How cities prosper, and why they decline.
Jan 15, 2007, Vol. 12, No. 17 • By JAY WEISER
Despite Kotkin's love of suburbia (he is a Los Angeleno), his view is crabbed, reflecting his inability to conceive of urban networks as opposed to single municipalities, whether in ancient Phoenicia or the modern Dallas Metroplex. Here, and in a series of op-ed pieces, he has juxtaposed virtuous 21st-century suburbia with what he considers to be soulless, service-industry-oriented center cities offering culture and coolness, and catering to the young, childless couples, and gays.

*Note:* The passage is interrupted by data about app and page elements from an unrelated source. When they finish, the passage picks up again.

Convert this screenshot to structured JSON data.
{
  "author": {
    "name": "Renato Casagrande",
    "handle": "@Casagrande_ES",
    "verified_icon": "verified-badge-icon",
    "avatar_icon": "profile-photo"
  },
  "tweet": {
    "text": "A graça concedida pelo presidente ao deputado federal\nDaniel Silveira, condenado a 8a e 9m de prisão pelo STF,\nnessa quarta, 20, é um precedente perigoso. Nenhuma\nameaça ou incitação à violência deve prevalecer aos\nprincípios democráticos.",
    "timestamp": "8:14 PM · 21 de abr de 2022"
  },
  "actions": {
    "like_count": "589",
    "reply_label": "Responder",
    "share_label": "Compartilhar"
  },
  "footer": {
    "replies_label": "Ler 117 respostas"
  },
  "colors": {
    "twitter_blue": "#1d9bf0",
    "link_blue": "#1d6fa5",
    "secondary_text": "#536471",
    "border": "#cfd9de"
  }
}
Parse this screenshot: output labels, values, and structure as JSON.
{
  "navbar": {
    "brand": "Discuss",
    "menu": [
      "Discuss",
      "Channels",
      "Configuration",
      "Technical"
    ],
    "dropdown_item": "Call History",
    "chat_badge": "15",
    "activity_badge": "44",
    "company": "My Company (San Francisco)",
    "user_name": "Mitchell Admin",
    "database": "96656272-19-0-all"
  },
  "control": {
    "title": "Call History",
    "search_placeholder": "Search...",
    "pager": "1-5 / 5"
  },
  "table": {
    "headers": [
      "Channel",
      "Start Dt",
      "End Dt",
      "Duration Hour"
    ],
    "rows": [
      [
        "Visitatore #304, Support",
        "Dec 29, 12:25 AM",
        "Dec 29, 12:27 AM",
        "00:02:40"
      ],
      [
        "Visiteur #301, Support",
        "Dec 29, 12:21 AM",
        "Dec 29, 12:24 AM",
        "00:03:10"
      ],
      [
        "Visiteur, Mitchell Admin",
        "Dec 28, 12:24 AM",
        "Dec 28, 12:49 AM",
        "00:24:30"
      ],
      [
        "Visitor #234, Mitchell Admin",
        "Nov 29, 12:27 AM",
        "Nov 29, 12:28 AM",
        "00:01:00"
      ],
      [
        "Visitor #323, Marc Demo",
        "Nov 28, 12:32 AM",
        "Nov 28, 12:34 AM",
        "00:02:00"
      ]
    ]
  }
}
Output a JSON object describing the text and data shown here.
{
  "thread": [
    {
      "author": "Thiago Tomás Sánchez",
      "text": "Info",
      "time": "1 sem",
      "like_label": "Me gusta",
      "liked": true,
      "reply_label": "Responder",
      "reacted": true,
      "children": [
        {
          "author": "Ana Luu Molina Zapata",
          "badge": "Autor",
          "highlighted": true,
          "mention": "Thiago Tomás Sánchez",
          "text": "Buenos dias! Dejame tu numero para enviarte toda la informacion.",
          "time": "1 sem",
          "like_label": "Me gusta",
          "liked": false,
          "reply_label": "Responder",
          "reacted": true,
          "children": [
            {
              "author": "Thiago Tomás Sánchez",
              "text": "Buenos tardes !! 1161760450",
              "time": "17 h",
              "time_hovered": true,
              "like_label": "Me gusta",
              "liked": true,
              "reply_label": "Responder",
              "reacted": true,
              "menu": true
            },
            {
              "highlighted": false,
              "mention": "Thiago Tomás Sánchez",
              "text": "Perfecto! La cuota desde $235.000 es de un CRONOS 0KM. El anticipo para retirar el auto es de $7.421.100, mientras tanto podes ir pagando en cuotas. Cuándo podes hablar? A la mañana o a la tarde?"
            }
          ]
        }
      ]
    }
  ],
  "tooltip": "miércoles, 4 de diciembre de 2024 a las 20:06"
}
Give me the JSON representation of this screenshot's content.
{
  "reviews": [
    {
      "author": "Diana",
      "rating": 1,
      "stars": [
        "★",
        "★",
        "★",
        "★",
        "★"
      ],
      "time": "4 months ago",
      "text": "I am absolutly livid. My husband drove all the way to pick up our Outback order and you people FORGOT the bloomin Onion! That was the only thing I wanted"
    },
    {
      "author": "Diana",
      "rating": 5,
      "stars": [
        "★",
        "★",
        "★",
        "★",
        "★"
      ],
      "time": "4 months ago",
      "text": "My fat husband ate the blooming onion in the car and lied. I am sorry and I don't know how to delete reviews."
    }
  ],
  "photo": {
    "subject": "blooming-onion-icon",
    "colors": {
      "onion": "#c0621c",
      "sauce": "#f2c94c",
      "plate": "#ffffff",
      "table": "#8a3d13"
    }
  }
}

Kotkin believes that center cities can't survive without a mix of family types in residence, and without blue collar jobs. Yet this mix is an artifact of the hub-and-spoke infrastructure of the pre-automobile city, where all uses had to be within a short distance of the transportation hub. Even in these tighter confines, cities had always spatially separated uses. In the 8th century, Tang Dynasty China's capital, Chang'an, had merchant, government, religious, and aristocratic neighborhoods, and medieval Venice, as Kotkin notes, effectively zoned different industrial uses.
Kotkin's argument is perverse, condemning cool 21st-century downtowns for the very strategy that has made suburbs so successful: market segmentation. Starting in the 19th century, as municipal powers of annexation were limited, city boundaries no longer coincided with metropolitan ones. Suburbs, usually more compact than the old central cities, differentiated themselves from each other through zoning and municipal amenities, and people voted with their feet (which economists more formally call Tiebout voting). Some close-in, relatively dense suburban towns catered to lower middle class workers. Others had large-lot zoning that only executives could afford. And still others attracted large-scale office or retail use.
The gentrification of inner city neighborhoods, far from being an example of moral collapse, turns downtown into one more choice on the lifestyle menu in increasingly polycentric metropolitan areas. The trend goes back almost as far as suburbanization, with possibly the first gentrified neighborhood being New York's Greenwich Village in the 1880s. By now, revived downtowns, with their dense, architecturally rich and cosmopolitan atmosphere, have attracted affluent residents in cities as different as Manchester and Houston. And the process adds value to other worn-out neighborhoods. After 125 years, gentrification in New York is reaching as far as Brooklyn's impoverished, beat-up Bushwick neighborhood. The alternative is to become Detroit, with its miles of vacant lots that used to be housing.
Even if gentrifying neighborhoods become too expensive for middle class residents, the mix of populations and uses is still there on a metropolitan level. Suburbanites can drive in to spend a Saturday night in Cleveland's Warehouse District, a revived entertainment neighborhood; and the salt-of-the-earth blue-collar workers who staff New Jersey's distribution centers can truck their food, office supplies, and electronics into Philadelphia's Rittenhouse Square for yuppies to buy.
While Kotkin correctly observes that new growth is concentrated in the suburbs (refuting Richard Florida's poorly researched argument in The Rise of the Creative Class that coolness is the only economic engine), this doesn't demonstrate the failure of inner-city revival. Downtown redevelopment almost has to be upscale, since generic housing, offices, or retail can always be built more cheaply at the metropolitan edge, where vacant land allows the creation of brand-new infrastructure, usually with less regulation. Only people with higher incomes and specialized tastes will pay the added costs of retrofitting older neighborhoods--though inner cities need to deregulate to reduce the suburban cost advantage as much as possible.
Kotkin is as blind to the post-1990 revival of center cities as earlier writers were to the evolution of suburbs, and his trinity of security, commerce, and sacredness is a dour one, suppressing the spark that brings life to urban areas. In this, he is the successor to a long line of nostrum-peddling 20th-century critics. Ebenezer Howard and Lewis Mumford believed that planning could generate self-contained humanistic cities outside the oppressive center. Le Corbusier envisioned towers in parks, and became the most merciless destroyer of cities since Attila the Hun. Jane Jacobs adored polyglot urban areas, but demanded that every block look like her Greenwich Village neighborhood.
"City air makes free," said the medieval Germans, referring to the escape from feudal constraints. Urban writers, too, need to remember that the market happily provides urban choices for different tastes.
Jay Weiser is associate professor of law at Baruch College's Zicklin School of Business.